Exercise prompt » Every entry below is to be retyped exactly as it stands.

Dataset rows describing interfaces:
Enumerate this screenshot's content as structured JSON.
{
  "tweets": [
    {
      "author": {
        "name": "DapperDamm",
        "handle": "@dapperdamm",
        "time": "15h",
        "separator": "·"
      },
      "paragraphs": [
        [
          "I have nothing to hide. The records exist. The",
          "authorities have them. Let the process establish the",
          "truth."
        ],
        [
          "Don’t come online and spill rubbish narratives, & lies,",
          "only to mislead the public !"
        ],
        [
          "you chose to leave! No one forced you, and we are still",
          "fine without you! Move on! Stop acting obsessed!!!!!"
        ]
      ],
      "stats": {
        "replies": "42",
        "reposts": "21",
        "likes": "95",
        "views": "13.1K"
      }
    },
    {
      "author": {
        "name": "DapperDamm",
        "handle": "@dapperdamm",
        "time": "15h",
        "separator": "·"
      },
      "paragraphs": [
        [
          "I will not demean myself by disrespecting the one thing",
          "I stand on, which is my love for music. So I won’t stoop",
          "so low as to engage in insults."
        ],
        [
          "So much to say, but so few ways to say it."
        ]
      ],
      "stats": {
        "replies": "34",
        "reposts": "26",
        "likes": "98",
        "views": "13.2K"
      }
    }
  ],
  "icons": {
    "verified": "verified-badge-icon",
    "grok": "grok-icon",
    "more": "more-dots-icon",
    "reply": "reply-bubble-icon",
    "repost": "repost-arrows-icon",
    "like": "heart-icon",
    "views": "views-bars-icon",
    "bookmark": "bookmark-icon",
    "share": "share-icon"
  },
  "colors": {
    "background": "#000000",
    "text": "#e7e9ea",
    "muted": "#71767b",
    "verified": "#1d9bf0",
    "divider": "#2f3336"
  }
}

Exercise solution »
Enumerate this screenshot's content as structured JSON.
{
  "tweets": [
    {
      "author": {
        "name": "DapperDamm",
        "handle": "@dapperdamm",
        "time": "15h",
        "separator": "·"
      },
      "paragraphs": [
        [
          "I have nothing to hide. The records exist. The",
          "authorities have them. Let the process establish the",
          "truth."
        ],
        [
          "Don’t come online and spill rubbish narratives, & lies,",
          "only to mislead the public !"
        ],
        [
          "you chose to leave! No one forced you, and we are still",
          "fine without you! Move on! Stop acting obsessed!!!!!"
        ]
      ],
      "stats": {
        "replies": "42",
        "reposts": "21",
        "likes": "95",
        "views": "13.1K"
      }
    },
    {
      "author": {
        "name": "DapperDamm",
        "handle": "@dapperdamm",
        "time": "15h",
        "separator": "·"
      },
      "paragraphs": [
        [
          "I will not demean myself by disrespecting the one thing",
          "I stand on, which is my love for music. So I won’t stoop",
          "so low as to engage in insults."
        ],
        [
          "So much to say, but so few ways to say it."
        ]
      ],
      "stats": {
        "replies": "34",
        "reposts": "26",
        "likes": "98",
        "views": "13.2K"
      }
    }
  ],
  "icons": {
    "verified": "verified-badge-icon",
    "grok": "grok-icon",
    "more": "more-dots-icon",
    "reply": "reply-bubble-icon",
    "repost": "repost-arrows-icon",
    "like": "heart-icon",
    "views": "views-bars-icon",
    "bookmark": "bookmark-icon",
    "share": "share-icon"
  },
  "colors": {
    "background": "#000000",
    "text": "#e7e9ea",
    "muted": "#71767b",
    "verified": "#1d9bf0",
    "divider": "#2f3336"
  }
}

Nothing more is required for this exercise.